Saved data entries
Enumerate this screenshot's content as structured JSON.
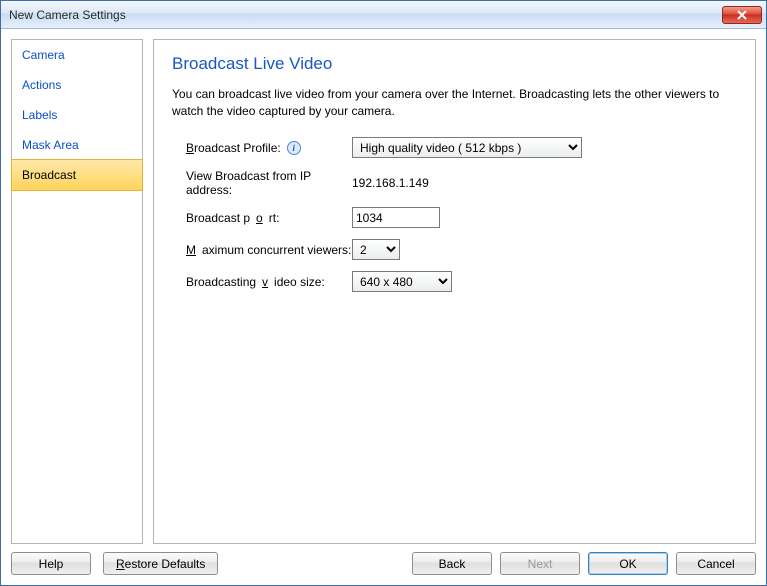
{
  "window": {
    "title": "New Camera Settings"
  },
  "sidebar": {
    "items": [
      {
        "label": "Camera",
        "selected": false
      },
      {
        "label": "Actions",
        "selected": false
      },
      {
        "label": "Labels",
        "selected": false
      },
      {
        "label": "Mask Area",
        "selected": false
      },
      {
        "label": "Broadcast",
        "selected": true
      }
    ]
  },
  "page": {
    "title": "Broadcast Live Video",
    "description": "You can broadcast live video from your camera over the Internet. Broadcasting lets the other viewers to watch the video captured by your camera."
  },
  "form": {
    "profile_label": "Broadcast Profile:",
    "profile_accel": "B",
    "profile_value": "High quality video ( 512 kbps )",
    "ip_label": "View Broadcast from IP address:",
    "ip_value": "192.168.1.149",
    "port_label": "Broadcast port:",
    "port_accel": "o",
    "port_value": "1034",
    "viewers_label": "Maximum concurrent viewers:",
    "viewers_accel": "M",
    "viewers_value": "2",
    "size_label": "Broadcasting video size:",
    "size_accel": "v",
    "size_value": "640 x 480"
  },
  "buttons": {
    "help": "Help",
    "restore": "Restore Defaults",
    "restore_accel": "R",
    "back": "Back",
    "next": "Next",
    "ok": "OK",
    "cancel": "Cancel"
  }
}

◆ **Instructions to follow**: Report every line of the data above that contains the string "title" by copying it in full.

◆ **Task result**:
    "title": "New Camera Settings"
    "title": "Broadcast Live Video",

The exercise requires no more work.